So I watched the first episode of the 12 Monkeys TV adaptation with a little trepidation, but found I actually enjoyed much of it. It had some issues, but it had the potential to overcome them, certainly.
That doesn’t mean it will, though.
TV, as Constantine is discovering, is a cut-throat world, and many a better series has gone to the wall for far less (*cough*Farscape*cough* -Ed).
So the message, if there is a message, is to hit your stride as quickly as possible, and innovate ceaselessly. And maybe know where you’re going…
So, episode two.
After discovering that Leland Goines isn’t the real force behind the plague, the future scientists start to search for the Army of the Twelve Monkeys. Unable to find any answers in the future, they send Cole back to 2015 to seek out the mysterious mental patient — Jennifer Goines — seen in a newspaper photo drawing a monkey on a wall. Meanwhile Cassandra Railly does her own sleuthing.
In terms of stride, I think 12 Monkeys is already getting there. The show has a slick look, good production values without splurging unnecessarily on CGI effects. The time travel, for instance, simply consists of Cole disappearing — and is rather brilliantly described as “feeding the beast”, by Cole’s future-friend Ramse.

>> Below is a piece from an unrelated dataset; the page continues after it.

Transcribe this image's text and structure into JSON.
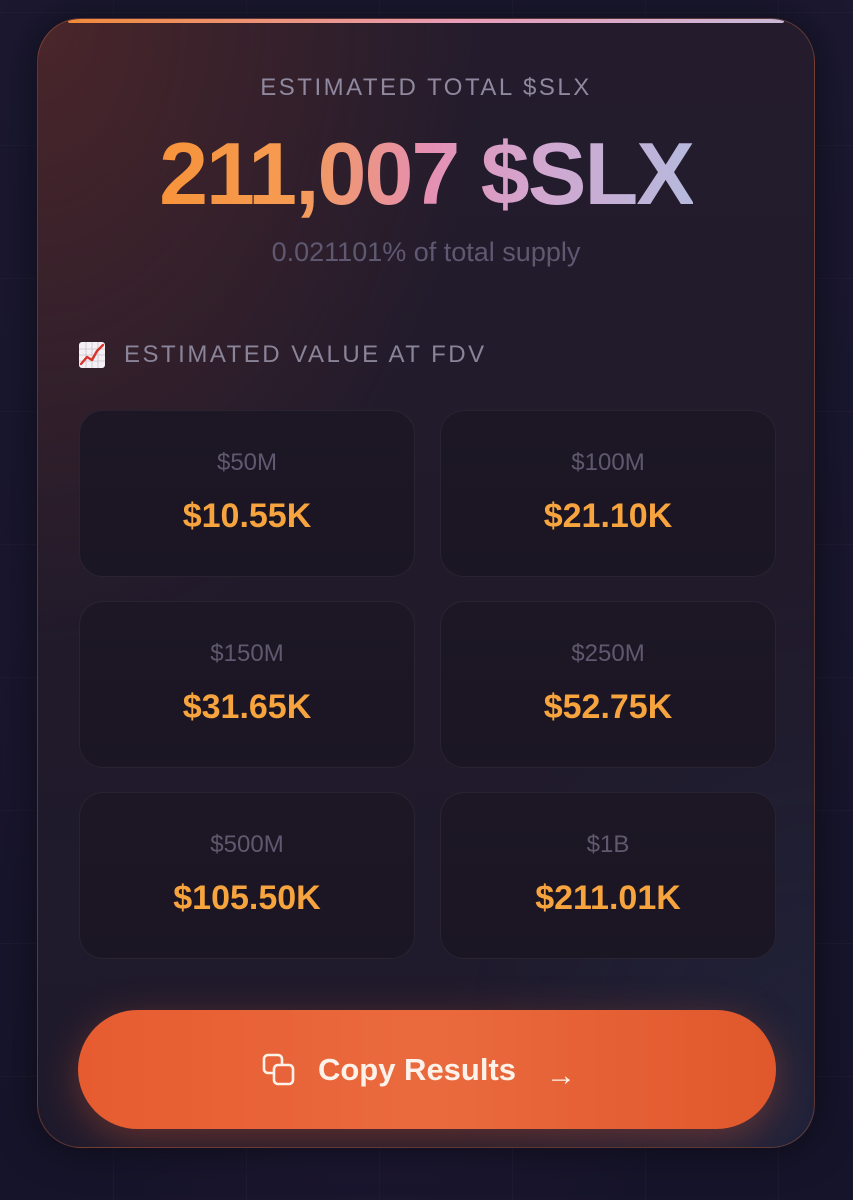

And actually, the Ramse/Cole friendship is more entertaining than it has any right to be. Part of that is that Kirk Acevedo is great — and I hope they make more use of him. Part of it is the writing. The exchange where Ramse tells Cole to find a girl and get some “vintage”, to which Cole responds asking Ramse’s mother’s name, did give me a giggle. There’s some good chemistry there.
And when Cole gets to the mental hospital in 2015, Emily Hampshire’s Goines is also something of a delight. She has the same crazy edge as Brad Pitt’s Jeffrey Goines in the film, but it’s darker, more sinister. She tells Cole tidbits about the Army, but it’s all couched in crazy and hard to tell what’s real, what isn’t, and what it all means.
It seems like the Twelve Monkeys refers to something about dead scientists at her father’s lab, where she used to work until dark figures came looking for a secret lab of Goines Sr — “the Night Room”. And to start with it seems like it might all be part of her mind. Until the Army of the Twelve Monkeys turns up to kidnap Goines, arriving at the summons of a doctor working for them.
Railly’s own investigations also run up against a terrifyingly real Twelve Monkeys. With her sceptical, reluctant ex-boyfriend Aaron Marker in tow, she tries to use Jeremy, her NSA investigator friend from last episode. Then she finds him dead, his face plastered with flower petals — and has an encounter with a terrifying but as yet unnamed bad guy brilliantly played by Tom Noonan (hereafter referred to as Monkey Man, until the showrunners decide to name him).
When Railly comes for Cole at the hospital, she does so just as the Twelve Monkeys are coming for Goines, in time for a tense and confusing confrontation under the hospital, before the bad guys escape with Goines.
This was a great second episode. The stakes, very early on, already feel high, and there are plenty of brilliantly dark characters. Not only Goines, a role which Hampshire suits better than I could have hoped, but Tom Noonan’s Monkey Man.
On top of that, the writers have already started to explore the limitations of the technology — the future scientists don‘t have the power to send him back to 1987, yet, and their first attempt to send him back to 2015 puts him in North Korea in 2006. Time travel is tricky.
If I was nervous after the first episode, I still am now — but I’m also excited. On the strength of this, there is real potential for this to be one of my new favourite shows. The writing is slick, the acting good, and the whole mood of the show is heavy and foreboding, and when it finishes I already want the next episode.
Just how I like ’em, then.
- Why is the creepiest kids’ show in the world playing at the mental asylum?
- Monkey Man could have killed Cole, but he didn’t. Time paradox, presumably, which suggests that he knows who Cole is and what he’s doing.
- “Jones”, the lead scientist in the future played by Barbara Sukowa, is another brilliant aspect of this show. She has that hardbitten, end-of-the-world feel, and serves as an excellent lynchpin for the series — the one desperate for success in saving the world.
- There’s a real Fringe feel to 12 Monkeys so far, and it’s not just Mr Acevedo. It nods at interesting tid-bits, as if saying, “Yes, that would be fun to explore, wouldn’t it?”